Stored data

■ ■ ■ ■ ■

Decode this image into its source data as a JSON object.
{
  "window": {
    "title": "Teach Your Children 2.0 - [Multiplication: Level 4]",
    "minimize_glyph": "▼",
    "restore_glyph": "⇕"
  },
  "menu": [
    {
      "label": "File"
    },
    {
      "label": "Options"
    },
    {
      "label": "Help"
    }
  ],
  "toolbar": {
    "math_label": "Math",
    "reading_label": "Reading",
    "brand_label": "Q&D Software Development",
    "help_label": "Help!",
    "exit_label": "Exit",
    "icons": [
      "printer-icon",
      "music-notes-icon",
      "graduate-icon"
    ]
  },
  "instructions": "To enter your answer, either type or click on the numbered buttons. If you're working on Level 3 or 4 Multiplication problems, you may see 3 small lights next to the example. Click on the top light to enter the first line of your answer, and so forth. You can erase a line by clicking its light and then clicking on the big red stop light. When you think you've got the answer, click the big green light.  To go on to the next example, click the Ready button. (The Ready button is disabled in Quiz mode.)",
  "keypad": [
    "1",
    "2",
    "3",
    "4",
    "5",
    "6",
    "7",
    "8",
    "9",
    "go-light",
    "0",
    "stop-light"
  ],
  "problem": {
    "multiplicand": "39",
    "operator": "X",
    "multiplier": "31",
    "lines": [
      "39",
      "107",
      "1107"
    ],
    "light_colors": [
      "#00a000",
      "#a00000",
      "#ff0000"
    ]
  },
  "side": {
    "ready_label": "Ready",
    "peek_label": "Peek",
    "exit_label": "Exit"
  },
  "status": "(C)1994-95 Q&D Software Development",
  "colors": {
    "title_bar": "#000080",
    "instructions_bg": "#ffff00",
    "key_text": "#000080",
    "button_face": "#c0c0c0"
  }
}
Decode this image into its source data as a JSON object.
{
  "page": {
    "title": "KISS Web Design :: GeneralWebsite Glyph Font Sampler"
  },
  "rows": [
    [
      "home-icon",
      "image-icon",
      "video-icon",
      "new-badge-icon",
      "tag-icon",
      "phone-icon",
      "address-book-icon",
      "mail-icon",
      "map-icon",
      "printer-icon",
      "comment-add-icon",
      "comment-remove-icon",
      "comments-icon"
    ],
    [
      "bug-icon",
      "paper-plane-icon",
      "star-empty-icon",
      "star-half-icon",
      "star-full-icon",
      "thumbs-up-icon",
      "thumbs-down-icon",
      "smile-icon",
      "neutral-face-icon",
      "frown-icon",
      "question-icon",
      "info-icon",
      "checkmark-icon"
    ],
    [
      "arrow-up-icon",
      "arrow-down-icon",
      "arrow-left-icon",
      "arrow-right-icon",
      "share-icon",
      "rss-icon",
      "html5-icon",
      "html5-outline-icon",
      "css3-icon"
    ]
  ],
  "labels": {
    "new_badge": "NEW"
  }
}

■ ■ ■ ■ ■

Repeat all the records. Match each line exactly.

Decode this image into its source data as a JSON object.
{
  "window": {
    "title": "Teach Your Children 2.0 - [Multiplication: Level 4]",
    "minimize_glyph": "▼",
    "restore_glyph": "⇕"
  },
  "menu": [
    {
      "label": "File"
    },
    {
      "label": "Options"
    },
    {
      "label": "Help"
    }
  ],
  "toolbar": {
    "math_label": "Math",
    "reading_label": "Reading",
    "brand_label": "Q&D Software Development",
    "help_label": "Help!",
    "exit_label": "Exit",
    "icons": [
      "printer-icon",
      "music-notes-icon",
      "graduate-icon"
    ]
  },
  "instructions": "To enter your answer, either type or click on the numbered buttons. If you're working on Level 3 or 4 Multiplication problems, you may see 3 small lights next to the example. Click on the top light to enter the first line of your answer, and so forth. You can erase a line by clicking its light and then clicking on the big red stop light. When you think you've got the answer, click the big green light.  To go on to the next example, click the Ready button. (The Ready button is disabled in Quiz mode.)",
  "keypad": [
    "1",
    "2",
    "3",
    "4",
    "5",
    "6",
    "7",
    "8",
    "9",
    "go-light",
    "0",
    "stop-light"
  ],
  "problem": {
    "multiplicand": "39",
    "operator": "X",
    "multiplier": "31",
    "lines": [
      "39",
      "107",
      "1107"
    ],
    "light_colors": [
      "#00a000",
      "#a00000",
      "#ff0000"
    ]
  },
  "side": {
    "ready_label": "Ready",
    "peek_label": "Peek",
    "exit_label": "Exit"
  },
  "status": "(C)1994-95 Q&D Software Development",
  "colors": {
    "title_bar": "#000080",
    "instructions_bg": "#ffff00",
    "key_text": "#000080",
    "button_face": "#c0c0c0"
  }
}
Decode this image into its source data as a JSON object.
{
  "page": {
    "title": "KISS Web Design :: GeneralWebsite Glyph Font Sampler"
  },
  "rows": [
    [
      "home-icon",
      "image-icon",
      "video-icon",
      "new-badge-icon",
      "tag-icon",
      "phone-icon",
      "address-book-icon",
      "mail-icon",
      "map-icon",
      "printer-icon",
      "comment-add-icon",
      "comment-remove-icon",
      "comments-icon"
    ],
    [
      "bug-icon",
      "paper-plane-icon",
      "star-empty-icon",
      "star-half-icon",
      "star-full-icon",
      "thumbs-up-icon",
      "thumbs-down-icon",
      "smile-icon",
      "neutral-face-icon",
      "frown-icon",
      "question-icon",
      "info-icon",
      "checkmark-icon"
    ],
    [
      "arrow-up-icon",
      "arrow-down-icon",
      "arrow-left-icon",
      "arrow-right-icon",
      "share-icon",
      "rss-icon",
      "html5-icon",
      "html5-outline-icon",
      "css3-icon"
    ]
  ],
  "labels": {
    "new_badge": "NEW"
  }
}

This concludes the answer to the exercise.